(EXCERPTED RECORDS begins)
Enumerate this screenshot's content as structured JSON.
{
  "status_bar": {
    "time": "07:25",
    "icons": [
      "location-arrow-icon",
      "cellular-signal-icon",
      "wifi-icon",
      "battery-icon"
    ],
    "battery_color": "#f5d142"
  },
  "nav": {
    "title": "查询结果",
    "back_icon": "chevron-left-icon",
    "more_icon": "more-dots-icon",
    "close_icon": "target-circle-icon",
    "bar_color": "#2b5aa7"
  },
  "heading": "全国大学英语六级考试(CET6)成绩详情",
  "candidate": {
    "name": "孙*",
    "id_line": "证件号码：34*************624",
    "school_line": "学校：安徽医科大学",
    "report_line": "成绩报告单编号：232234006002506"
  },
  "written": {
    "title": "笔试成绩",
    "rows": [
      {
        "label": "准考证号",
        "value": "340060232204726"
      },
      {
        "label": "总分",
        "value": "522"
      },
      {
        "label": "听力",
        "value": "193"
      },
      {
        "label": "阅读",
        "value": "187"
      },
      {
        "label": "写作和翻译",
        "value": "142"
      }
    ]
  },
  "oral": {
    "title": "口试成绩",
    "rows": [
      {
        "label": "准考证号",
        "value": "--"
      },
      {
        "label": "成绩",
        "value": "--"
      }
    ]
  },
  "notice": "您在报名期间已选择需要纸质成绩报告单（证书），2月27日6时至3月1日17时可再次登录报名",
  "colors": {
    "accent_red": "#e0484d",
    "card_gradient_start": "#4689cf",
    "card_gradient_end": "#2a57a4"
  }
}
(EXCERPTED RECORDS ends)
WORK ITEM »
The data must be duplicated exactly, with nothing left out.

SOLVED PROBLEM »
Enumerate this screenshot's content as structured JSON.
{
  "status_bar": {
    "time": "07:25",
    "icons": [
      "location-arrow-icon",
      "cellular-signal-icon",
      "wifi-icon",
      "battery-icon"
    ],
    "battery_color": "#f5d142"
  },
  "nav": {
    "title": "查询结果",
    "back_icon": "chevron-left-icon",
    "more_icon": "more-dots-icon",
    "close_icon": "target-circle-icon",
    "bar_color": "#2b5aa7"
  },
  "heading": "全国大学英语六级考试(CET6)成绩详情",
  "candidate": {
    "name": "孙*",
    "id_line": "证件号码：34*************624",
    "school_line": "学校：安徽医科大学",
    "report_line": "成绩报告单编号：232234006002506"
  },
  "written": {
    "title": "笔试成绩",
    "rows": [
      {
        "label": "准考证号",
        "value": "340060232204726"
      },
      {
        "label": "总分",
        "value": "522"
      },
      {
        "label": "听力",
        "value": "193"
      },
      {
        "label": "阅读",
        "value": "187"
      },
      {
        "label": "写作和翻译",
        "value": "142"
      }
    ]
  },
  "oral": {
    "title": "口试成绩",
    "rows": [
      {
        "label": "准考证号",
        "value": "--"
      },
      {
        "label": "成绩",
        "value": "--"
      }
    ]
  },
  "notice": "您在报名期间已选择需要纸质成绩报告单（证书），2月27日6时至3月1日17时可再次登录报名",
  "colors": {
    "accent_red": "#e0484d",
    "card_gradient_start": "#4689cf",
    "card_gradient_end": "#2a57a4"
  }
}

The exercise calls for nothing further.